Exercise instructions >> Each entry below is to be returned exactly, with any pictures left out.

Listed entries >>
_ _ _

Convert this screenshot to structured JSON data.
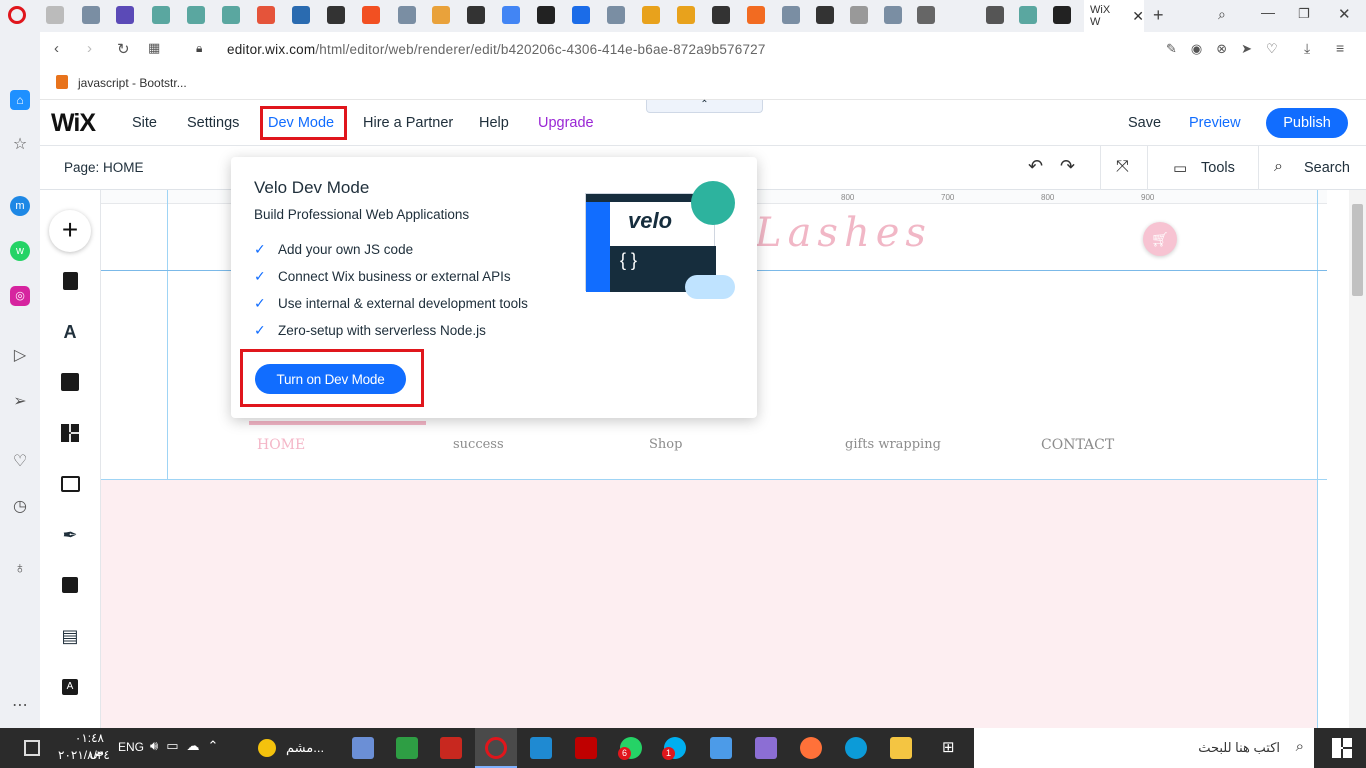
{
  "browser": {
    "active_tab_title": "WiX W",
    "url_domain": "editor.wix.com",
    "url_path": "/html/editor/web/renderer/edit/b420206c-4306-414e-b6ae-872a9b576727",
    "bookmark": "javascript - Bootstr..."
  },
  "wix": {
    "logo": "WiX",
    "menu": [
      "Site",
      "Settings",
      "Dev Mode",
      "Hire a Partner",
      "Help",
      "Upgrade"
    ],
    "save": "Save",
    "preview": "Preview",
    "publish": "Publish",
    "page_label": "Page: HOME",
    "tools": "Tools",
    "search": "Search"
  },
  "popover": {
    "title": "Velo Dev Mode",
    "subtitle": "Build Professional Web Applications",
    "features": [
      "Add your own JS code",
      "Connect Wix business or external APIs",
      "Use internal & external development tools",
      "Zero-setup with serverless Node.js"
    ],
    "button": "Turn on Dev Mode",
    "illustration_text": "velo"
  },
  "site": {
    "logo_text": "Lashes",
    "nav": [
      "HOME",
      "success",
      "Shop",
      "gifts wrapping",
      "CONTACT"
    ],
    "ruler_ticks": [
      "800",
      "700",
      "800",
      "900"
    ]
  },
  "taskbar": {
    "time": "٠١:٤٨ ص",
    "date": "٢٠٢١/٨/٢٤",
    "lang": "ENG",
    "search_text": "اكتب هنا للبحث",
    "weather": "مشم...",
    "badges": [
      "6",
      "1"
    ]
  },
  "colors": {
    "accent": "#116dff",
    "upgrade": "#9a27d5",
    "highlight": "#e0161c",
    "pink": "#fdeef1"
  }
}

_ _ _

Result >>
Convert this screenshot to structured JSON data.
{
  "browser": {
    "active_tab_title": "WiX W",
    "url_domain": "editor.wix.com",
    "url_path": "/html/editor/web/renderer/edit/b420206c-4306-414e-b6ae-872a9b576727",
    "bookmark": "javascript - Bootstr..."
  },
  "wix": {
    "logo": "WiX",
    "menu": [
      "Site",
      "Settings",
      "Dev Mode",
      "Hire a Partner",
      "Help",
      "Upgrade"
    ],
    "save": "Save",
    "preview": "Preview",
    "publish": "Publish",
    "page_label": "Page: HOME",
    "tools": "Tools",
    "search": "Search"
  },
  "popover": {
    "title": "Velo Dev Mode",
    "subtitle": "Build Professional Web Applications",
    "features": [
      "Add your own JS code",
      "Connect Wix business or external APIs",
      "Use internal & external development tools",
      "Zero-setup with serverless Node.js"
    ],
    "button": "Turn on Dev Mode",
    "illustration_text": "velo"
  },
  "site": {
    "logo_text": "Lashes",
    "nav": [
      "HOME",
      "success",
      "Shop",
      "gifts wrapping",
      "CONTACT"
    ],
    "ruler_ticks": [
      "800",
      "700",
      "800",
      "900"
    ]
  },
  "taskbar": {
    "time": "٠١:٤٨ ص",
    "date": "٢٠٢١/٨/٢٤",
    "lang": "ENG",
    "search_text": "اكتب هنا للبحث",
    "weather": "مشم...",
    "badges": [
      "6",
      "1"
    ]
  },
  "colors": {
    "accent": "#116dff",
    "upgrade": "#9a27d5",
    "highlight": "#e0161c",
    "pink": "#fdeef1"
  }
}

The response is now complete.